Speaker Carl Heastie and Judiciary Chair Helene Weinstein today announced the passage of legislation to combat the rising problem of abandoned residential properties by creating new efficiencies in the foreclosure process and imposing requirements for the maintenance of properties by a mortgagee or its loan servicing agent.
"High foreclosure rates continue to affect homeowners and communities across the state and these challenges are further complicated by the rising tide of abandoned residential properties," said Speaker Heastie. "The measures passed today will provide stronger protections against predatory foreclosure practices, ensure continued maintenance of abandoned properties and facilitate a more expedient transfer of ownership that does not harm surrounding property values."
Assembly bill 6932-A the "New York State Abandoned Property Relief Act of 2016", was produced in conjunction with New York State Attorney General, Eric Schneiderman and sponsored by Assemblymember Helene Weinstein, would facilitate earlier detection and maintenance of vacant and abandoned residential properties as well as:
"As we continue to experience the devastating impact of the Recession on homeowners, it is critical that we pursue every avenue to help New Yorkers to remain in their homes," said Assemblymember Weinstein. "Unfortunately, so many properties that have already been abandoned go on to become a burden and an eyesore to the surrounding community. These measures would strengthen the rights of homeowners in foreclosure proceedings and require banks and their mortgage servicers to continue maintenance of the abandoned properties they own so as to prevent any further neighborhood destabilization."
The growing problem of so-called 'zombie homes' or abandoned residential properties is affecting many of New York's communities, particularly in rural and suburban regions where low property values provide little incentive for banks to settle costly and time-consuming foreclosure proceedings. Trends have shown that unscrupulous mortgage lenders often engage in predatory and deceptive business practices against borrowers in an effort to force them from their homes. Additionally, they have permitted delinquent mortgaged residential properties that are vacant and abandoned to fall into disrepair at which point they begin to negatively impact the surrounding property values. Last year, the Attorney General estimated that there were as many as 16,700 homes that were zombie foreclosures. These properties are extremely costly to local governments who are left with the responsibility of securing them at tax-payer expense.

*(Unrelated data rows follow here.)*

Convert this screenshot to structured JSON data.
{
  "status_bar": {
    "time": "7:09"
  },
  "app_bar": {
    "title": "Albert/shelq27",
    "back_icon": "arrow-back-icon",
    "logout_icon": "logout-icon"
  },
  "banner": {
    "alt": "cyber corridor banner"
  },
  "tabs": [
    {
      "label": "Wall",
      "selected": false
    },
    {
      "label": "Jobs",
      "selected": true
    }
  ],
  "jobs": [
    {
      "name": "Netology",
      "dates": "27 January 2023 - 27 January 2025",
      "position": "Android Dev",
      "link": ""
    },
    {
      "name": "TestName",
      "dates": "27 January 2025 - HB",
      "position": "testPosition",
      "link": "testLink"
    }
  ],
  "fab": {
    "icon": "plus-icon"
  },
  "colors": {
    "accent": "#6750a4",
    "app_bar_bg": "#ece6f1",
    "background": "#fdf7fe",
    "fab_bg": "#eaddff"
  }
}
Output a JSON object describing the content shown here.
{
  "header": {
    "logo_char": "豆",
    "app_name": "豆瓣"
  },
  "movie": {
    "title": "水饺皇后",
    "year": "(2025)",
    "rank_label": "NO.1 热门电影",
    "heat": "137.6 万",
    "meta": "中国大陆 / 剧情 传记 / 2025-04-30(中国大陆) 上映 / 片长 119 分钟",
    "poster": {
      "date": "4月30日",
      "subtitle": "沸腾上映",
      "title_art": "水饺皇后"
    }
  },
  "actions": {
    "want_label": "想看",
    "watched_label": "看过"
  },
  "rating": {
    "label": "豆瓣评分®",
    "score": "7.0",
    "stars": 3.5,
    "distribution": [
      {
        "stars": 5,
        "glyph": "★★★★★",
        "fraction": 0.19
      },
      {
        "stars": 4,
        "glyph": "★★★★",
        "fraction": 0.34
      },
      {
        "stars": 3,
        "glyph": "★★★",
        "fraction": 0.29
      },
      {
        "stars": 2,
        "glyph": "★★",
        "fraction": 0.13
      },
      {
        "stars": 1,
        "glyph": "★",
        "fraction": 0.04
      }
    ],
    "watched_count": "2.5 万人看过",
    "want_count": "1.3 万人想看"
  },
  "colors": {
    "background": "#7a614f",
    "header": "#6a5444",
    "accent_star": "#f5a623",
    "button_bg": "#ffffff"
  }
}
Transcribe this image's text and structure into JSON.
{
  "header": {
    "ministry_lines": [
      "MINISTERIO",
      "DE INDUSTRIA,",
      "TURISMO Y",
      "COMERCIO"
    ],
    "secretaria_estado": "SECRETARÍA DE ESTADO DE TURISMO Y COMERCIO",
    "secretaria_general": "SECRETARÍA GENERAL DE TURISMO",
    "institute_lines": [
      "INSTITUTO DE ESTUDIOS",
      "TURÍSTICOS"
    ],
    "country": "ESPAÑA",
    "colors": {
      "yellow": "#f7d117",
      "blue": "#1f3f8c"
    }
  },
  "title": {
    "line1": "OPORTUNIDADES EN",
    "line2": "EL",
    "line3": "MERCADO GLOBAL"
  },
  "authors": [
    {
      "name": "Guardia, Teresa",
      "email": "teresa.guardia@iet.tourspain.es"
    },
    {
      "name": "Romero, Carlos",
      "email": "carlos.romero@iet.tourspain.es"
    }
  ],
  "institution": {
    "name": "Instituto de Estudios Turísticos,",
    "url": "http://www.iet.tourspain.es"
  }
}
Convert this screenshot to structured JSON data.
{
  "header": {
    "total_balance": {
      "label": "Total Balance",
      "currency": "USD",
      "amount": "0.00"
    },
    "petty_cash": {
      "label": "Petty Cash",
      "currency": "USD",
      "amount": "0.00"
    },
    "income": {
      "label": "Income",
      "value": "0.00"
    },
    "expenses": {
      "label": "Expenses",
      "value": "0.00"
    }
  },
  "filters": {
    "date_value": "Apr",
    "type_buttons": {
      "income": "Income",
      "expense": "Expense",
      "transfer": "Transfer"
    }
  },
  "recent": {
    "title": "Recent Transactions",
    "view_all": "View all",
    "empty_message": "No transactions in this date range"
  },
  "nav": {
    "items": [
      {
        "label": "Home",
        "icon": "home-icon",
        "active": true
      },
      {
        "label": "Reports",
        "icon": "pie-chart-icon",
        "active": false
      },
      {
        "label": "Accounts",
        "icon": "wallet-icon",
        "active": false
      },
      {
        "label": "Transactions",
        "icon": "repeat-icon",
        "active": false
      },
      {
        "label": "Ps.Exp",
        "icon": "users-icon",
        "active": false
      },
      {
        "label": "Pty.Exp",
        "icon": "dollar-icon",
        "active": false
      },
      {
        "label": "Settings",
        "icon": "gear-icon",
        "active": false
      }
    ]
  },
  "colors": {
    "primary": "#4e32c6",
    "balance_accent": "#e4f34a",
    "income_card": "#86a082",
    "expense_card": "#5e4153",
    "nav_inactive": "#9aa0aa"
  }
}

If enacted, these measures would go a long way to protect the rights of homeowners, expedite the foreclosure process, and protect the investments of hardworking New Yorkers who live in affected communities.
The other measures passed today would protect the rights of homeowners by extending their currently limited right to challenge the legality of a foreclosure proceeding so that it may be exercised at any point throughout the process (A.247) and lastly, would clarify various provisions of law relating to mandatory settlement conferences in residential foreclosure actions (A.1298) to afford greater protection to homeowners.